## A note about technology

Technology has become an integral part of education. As with all educational tools, its uses should be carefully considered. While online programs can support math enrichment for all, care must be taken to ensure that they do not either become digital versions of the puzzles I gave to my fast finishers or claim to accelerate learning without building solid conceptual understanding. Online communication and collaboration tools can be a great way for students to model, map, and share their mathematical thinking with others. Check out “75 digital tools and apps teachers can use to support formative assessment in the classroom” to find some that might work for your class.

Whenever students are learning online, have them explicitly connect that work to whole-class content and teach them to think metacognitively about the material they are interacting with. Both strategies support higher-order thinking and retention of knowledge.

## Changing minds

Shifting to an enrichment-for-all approach can unlock the mathematical potential of all students. To get started, think about how you can build on what you already do in your classroom to provide open-ended, rich explorations of math for all students. Feel like you need some more support? We’ve got you covered with the high-quality resources listed below.

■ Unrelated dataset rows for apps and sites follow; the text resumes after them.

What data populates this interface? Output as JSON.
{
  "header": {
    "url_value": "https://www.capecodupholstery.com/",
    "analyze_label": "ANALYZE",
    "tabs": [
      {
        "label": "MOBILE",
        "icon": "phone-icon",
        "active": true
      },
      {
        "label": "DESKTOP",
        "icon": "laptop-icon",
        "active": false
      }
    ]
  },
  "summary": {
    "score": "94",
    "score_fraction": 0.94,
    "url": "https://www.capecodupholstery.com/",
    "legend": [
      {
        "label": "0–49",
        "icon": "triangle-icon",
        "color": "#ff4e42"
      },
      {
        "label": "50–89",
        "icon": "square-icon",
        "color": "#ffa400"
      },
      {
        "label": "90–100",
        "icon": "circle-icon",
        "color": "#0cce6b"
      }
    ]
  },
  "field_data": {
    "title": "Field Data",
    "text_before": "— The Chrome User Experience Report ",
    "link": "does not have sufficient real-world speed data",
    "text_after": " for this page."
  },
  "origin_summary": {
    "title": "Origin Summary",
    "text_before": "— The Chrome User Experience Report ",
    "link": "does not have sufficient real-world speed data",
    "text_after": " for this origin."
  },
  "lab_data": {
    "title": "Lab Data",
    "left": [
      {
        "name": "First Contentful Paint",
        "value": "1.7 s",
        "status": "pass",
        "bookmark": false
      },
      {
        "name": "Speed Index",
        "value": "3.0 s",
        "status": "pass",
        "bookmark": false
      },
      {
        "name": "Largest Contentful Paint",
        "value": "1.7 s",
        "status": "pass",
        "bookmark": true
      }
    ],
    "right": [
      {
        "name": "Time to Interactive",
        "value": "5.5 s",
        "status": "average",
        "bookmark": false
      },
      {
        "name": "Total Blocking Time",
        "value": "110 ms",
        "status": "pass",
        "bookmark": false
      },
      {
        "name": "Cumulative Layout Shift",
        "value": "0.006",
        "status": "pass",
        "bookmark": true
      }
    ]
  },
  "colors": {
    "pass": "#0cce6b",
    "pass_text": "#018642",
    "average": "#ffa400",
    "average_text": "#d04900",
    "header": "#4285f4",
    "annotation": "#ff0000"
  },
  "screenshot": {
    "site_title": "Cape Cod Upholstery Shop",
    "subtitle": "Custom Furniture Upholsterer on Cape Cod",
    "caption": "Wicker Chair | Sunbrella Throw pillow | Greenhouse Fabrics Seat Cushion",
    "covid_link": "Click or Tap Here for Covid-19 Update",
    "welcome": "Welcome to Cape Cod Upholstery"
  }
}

**3 Act Task File Cabinet****.**Educator Graham Fletcher has a host of resources on his site, including links to Three-Act Tasks for a wide array of grades organized by big ideas and standards.**Dan Meyer’s Three-Act Math Tasks****.**This Google Sheet contains links to Three-Act Tasks, primarily for middle and high school, filterable by CCSS standard and mathematical practice.**Formative Conversation Starters****.**This is our free resource for grades 2–8. Each grade-level document provides an overview of how to implement the conversations, problems to get the conversations started, questions, and possible student responses.**Geogebra Open Middle Exercises****.**This site provides online, interactive problems similar to Marian Small’s open problems, organized by domain and grade band.**NCTM Asking Questions and Promoting Discourse****.**This site provides a list of strategies and resources for supporting rich questions and conversations in your classroom. Links are provided to K–12 Notice and Wonder lesson plans designed to broaden student thinking and elicit conversations and creative thinking. A PowerPoint also provides tips for promoting discourse, including an overview of the five practices for orchestrating productive mathematical discussions.**NCTM’s Game of the Year****.**Each year, NCTM creates a long-term, open-ended math challenge based around the numbers in the year. For 2024, the challenge is to use the digits in the year 2024, plus operational and grouping symbols, to write expressions representing the counting numbers 1 through 100.**NCTM Notice and Wonder****.**This site contains a host of resources designed to support mathematical curiosity and engagement. Note that some resources require NCTM membership.**NRICH****.**This site, developed by the mathematics faculty of the University of Cambridge, offers free curriculum-linked resources and challenging math problems plus low-floor, high-ceiling problems designed to engage students ages 3–18. There are teacher, student, and parent sections of the site, all of which contain problems and activities organized by grade ranges and content.**One, Two…Infinity****.**Marian Small’s website lists her various publications related to enriching math activities and open questions. The presentations section provides copies of PowerPoints organized by grade band or mathematical topics, and there is also an open problem of the week. These presentations are loaded with free examples of open questions. You can also watch a free webinar where she discusses open problems on NCTM’s website.**Openmiddle.com****.**This site contains a large number of printable K–12 open problems searchable by grade, domain, and Common Core standard. Student sheets can be printed in English, Spanish, and French.